Stand at the upper stone terrace in Powerscourt, and a view of epic proportions unfurls before you like an 19th century painting.
Overlooked by the Great Sugar Loaf mountain and designed in the 19th century by the architect Daniel Robertson, the exquisite green terraces cascade down to Triton Lake, dotted with lily pads and framed by a striking pair of winged horses.
When Powerscourt House was completed in 1741, it was praised as possessing the “massive dignity of a great Italian Renaissance villa”, but it is the gardens that really make this place special.
Powerscourt has its own whiskey distillery on the Estate – it’s most famous brand is FercullenDid you know
Lush, playful and enchanting, it’s easy to spend hours wandering through the pagodas of the Japanese gardens to the wooded valleys and pet cemetery, which sits in a quiet part of the estate surrounded by roses and rhododendrons in summer. And if you’re hungry after all that exploring, head back up to the house for cakes, salads and soups in the Avoca Restaurant and Café with views across the gardens to the Sugar Loaf Mountains.

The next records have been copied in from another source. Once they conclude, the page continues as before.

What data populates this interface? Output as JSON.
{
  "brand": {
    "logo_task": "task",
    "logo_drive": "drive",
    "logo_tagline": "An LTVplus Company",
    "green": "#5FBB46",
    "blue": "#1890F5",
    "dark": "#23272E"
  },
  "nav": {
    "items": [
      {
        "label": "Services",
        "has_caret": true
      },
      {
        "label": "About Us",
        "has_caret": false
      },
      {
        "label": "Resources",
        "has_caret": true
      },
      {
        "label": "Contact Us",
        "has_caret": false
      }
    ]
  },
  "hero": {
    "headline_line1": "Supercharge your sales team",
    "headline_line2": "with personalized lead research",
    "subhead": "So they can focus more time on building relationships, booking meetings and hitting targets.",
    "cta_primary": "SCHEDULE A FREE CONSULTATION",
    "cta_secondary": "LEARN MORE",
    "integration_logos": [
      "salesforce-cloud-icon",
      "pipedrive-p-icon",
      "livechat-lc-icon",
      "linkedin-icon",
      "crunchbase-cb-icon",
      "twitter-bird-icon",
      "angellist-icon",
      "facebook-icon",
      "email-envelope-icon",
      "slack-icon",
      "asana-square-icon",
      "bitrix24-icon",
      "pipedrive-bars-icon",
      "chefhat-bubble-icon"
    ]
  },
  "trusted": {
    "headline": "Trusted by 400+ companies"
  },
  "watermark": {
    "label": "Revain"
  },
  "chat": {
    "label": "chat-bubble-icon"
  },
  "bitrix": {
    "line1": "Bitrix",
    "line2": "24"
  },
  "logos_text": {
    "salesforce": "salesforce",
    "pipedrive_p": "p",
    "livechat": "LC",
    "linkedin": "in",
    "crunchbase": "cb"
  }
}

Set in a glorious valley cradled by Djouce Mountain and the Great Sugar Loaf, Powerscourt Waterfall is the very epitome of wild, natural beauty. Located about 6km away from the main estate, the waterfall is the highest in Ireland at 121m and has drawn visitors since the late 18th century. Admiring accounts of its grandeur still ring true today – it’s simply wonderful. Walk the woodland pathways and you’ll be surrounded with birdsong, and may even spot a Sika deer or red squirrel. Or simply sit at the water’s edge as it gushes down river over rocks and stones. It’s a popular spot for both picnics and barbecues, and there’s a small kiosk selling snacks and treats at the weekends and all week in the summer.
Powerscourt Estate is accessible on day trips from Dublin, but to get the most out of the area, it’s best to stay here. To really be in the thick of it all, a great choice is the Powerscourt Hotel. Set on the estate and boasting beautiful rooms and a luxurious spa, the hotel is a popular spot for everything from afternoon tea in the Sugar Loaf Lounge to fish and chips in the trad-style pub McGills.
A good alternative is to base yourself in the charming little nearby village of Enniskerry – a prime spot from which to visit the very best that County Wicklow has to offer. Here you’ll find the friendly Enniskerry Inn, which also has a great restaurant, as well as the country house Summerhill House Hotel. If you’re hungry, Emilia’s offers excellent Italian pizza and pasta, and local favourite, Poppies, which has delicious homemade breakfasts and lunches.